• _TASK INPUTS_
BEGIN

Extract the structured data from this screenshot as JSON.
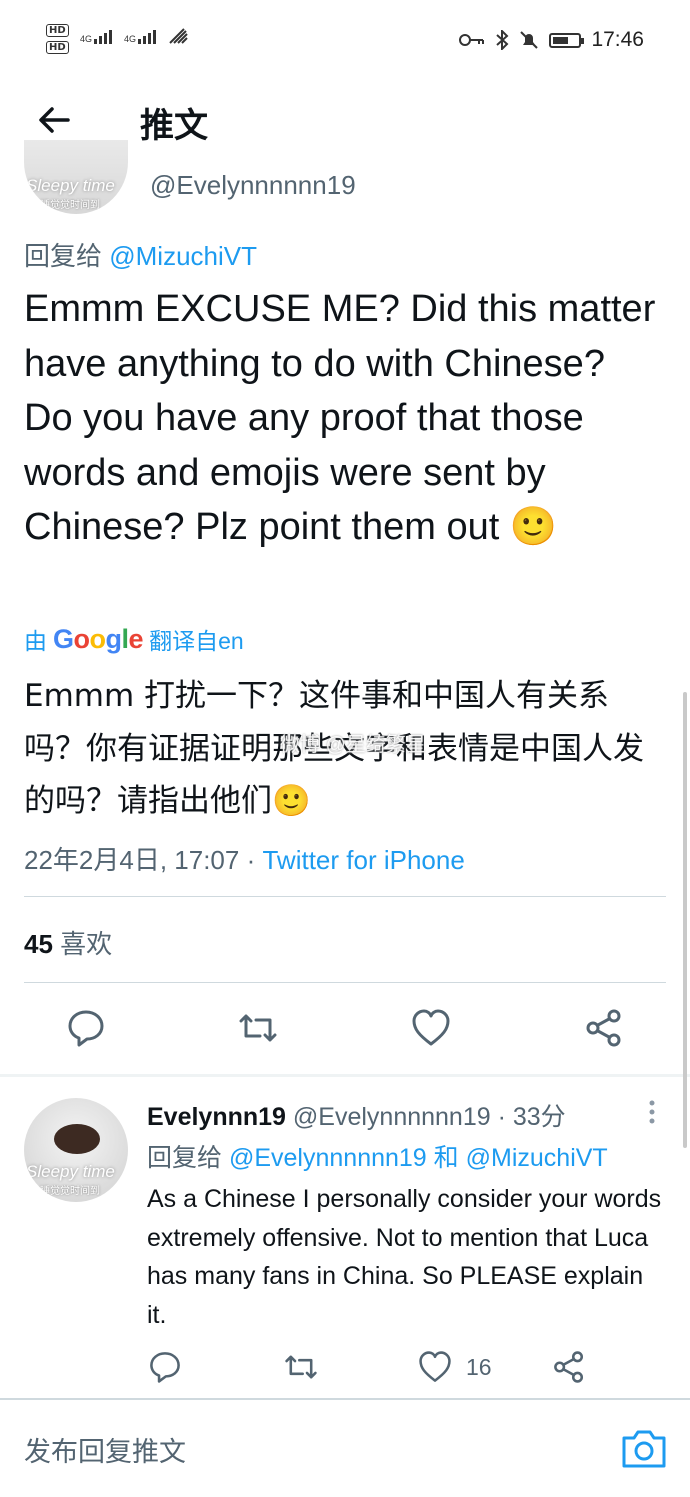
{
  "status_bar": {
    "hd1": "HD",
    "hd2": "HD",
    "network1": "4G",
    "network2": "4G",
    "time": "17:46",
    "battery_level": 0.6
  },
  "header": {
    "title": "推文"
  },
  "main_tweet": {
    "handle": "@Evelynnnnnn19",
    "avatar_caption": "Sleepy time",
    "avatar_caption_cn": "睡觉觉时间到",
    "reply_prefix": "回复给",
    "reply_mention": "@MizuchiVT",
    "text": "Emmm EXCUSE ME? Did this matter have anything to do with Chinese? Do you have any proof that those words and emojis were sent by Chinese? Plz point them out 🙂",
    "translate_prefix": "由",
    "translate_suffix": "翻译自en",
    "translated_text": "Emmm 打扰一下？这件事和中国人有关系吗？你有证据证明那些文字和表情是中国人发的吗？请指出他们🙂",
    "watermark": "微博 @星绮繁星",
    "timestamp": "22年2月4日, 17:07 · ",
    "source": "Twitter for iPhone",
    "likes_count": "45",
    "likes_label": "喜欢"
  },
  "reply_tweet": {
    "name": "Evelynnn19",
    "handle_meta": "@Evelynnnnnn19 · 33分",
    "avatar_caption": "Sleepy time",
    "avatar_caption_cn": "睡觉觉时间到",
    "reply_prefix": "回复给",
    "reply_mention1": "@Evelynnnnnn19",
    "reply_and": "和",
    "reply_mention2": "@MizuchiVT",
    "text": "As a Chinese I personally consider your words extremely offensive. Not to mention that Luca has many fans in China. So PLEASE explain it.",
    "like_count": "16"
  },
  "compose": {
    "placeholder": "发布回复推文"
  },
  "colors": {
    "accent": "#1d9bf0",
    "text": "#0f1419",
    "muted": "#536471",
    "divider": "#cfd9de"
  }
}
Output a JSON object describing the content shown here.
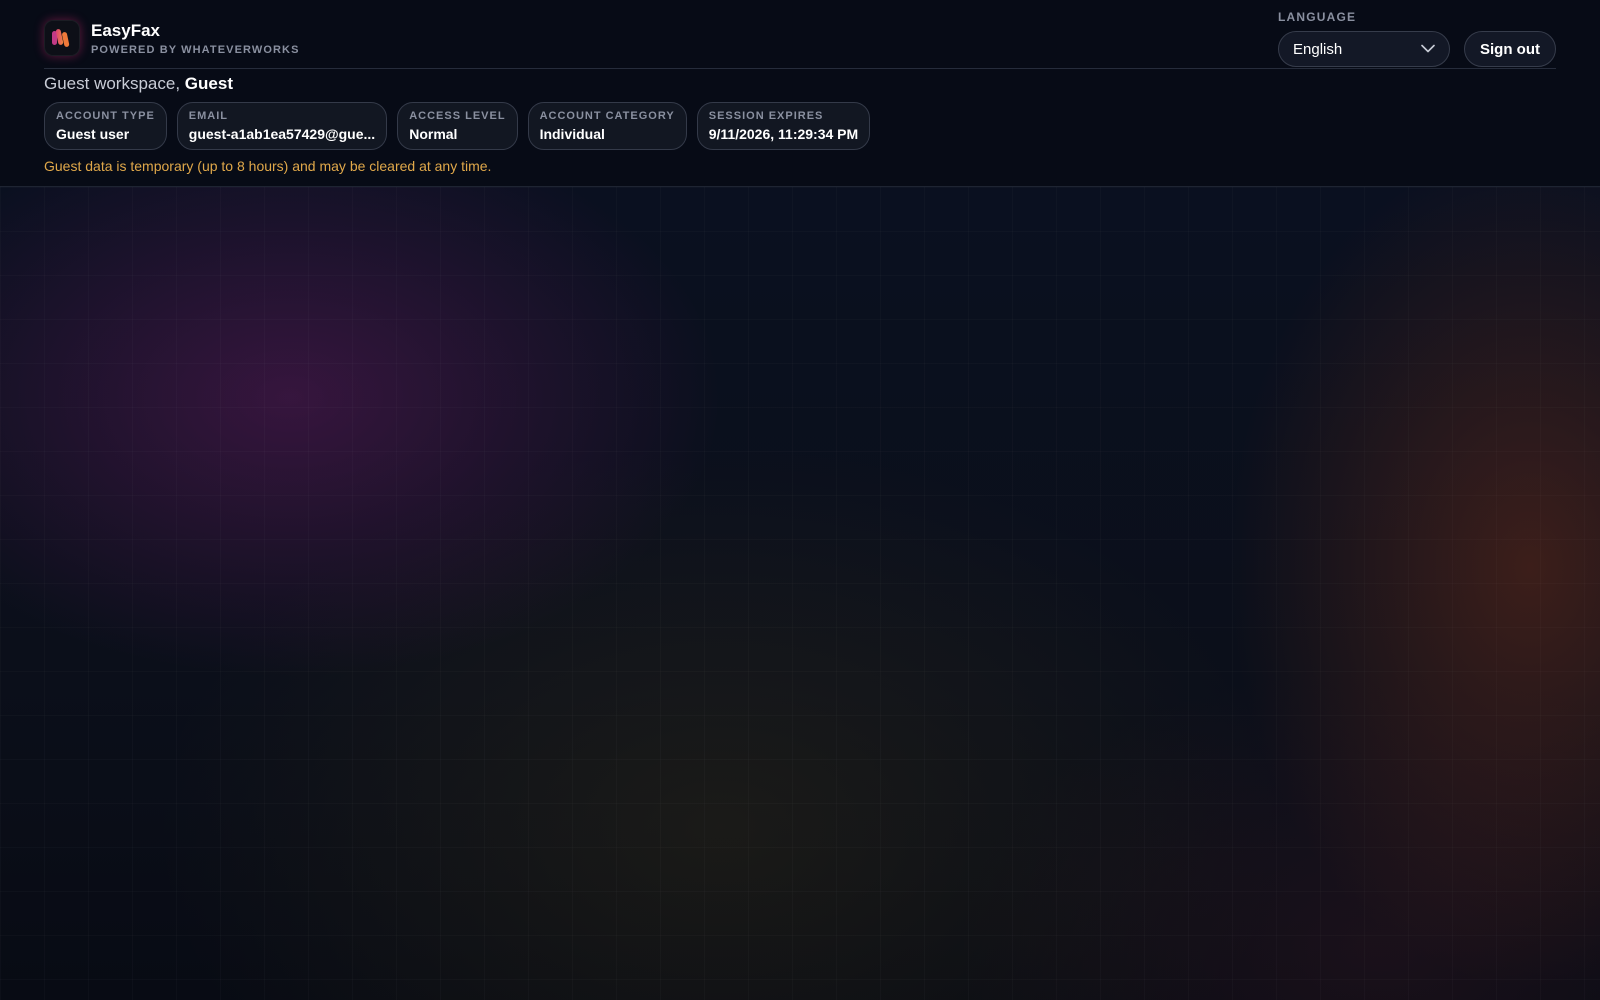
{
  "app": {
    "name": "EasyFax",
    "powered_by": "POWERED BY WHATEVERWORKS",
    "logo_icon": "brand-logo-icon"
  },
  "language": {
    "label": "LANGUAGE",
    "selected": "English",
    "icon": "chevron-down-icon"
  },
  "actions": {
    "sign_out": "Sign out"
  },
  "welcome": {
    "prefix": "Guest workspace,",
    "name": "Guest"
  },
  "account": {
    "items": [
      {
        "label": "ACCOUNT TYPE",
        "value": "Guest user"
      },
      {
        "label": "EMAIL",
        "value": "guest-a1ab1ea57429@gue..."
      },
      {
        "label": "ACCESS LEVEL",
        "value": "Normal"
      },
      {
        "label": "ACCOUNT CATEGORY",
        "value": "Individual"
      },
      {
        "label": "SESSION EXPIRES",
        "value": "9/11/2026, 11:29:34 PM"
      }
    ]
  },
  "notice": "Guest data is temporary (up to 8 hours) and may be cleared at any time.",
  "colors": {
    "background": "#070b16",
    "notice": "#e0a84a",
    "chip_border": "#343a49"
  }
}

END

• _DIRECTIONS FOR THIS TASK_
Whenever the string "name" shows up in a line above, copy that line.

• _ANSWER SECTION_
    "name": "Evelynnn19",
    "name": "EasyFax",
    "name": "Guest"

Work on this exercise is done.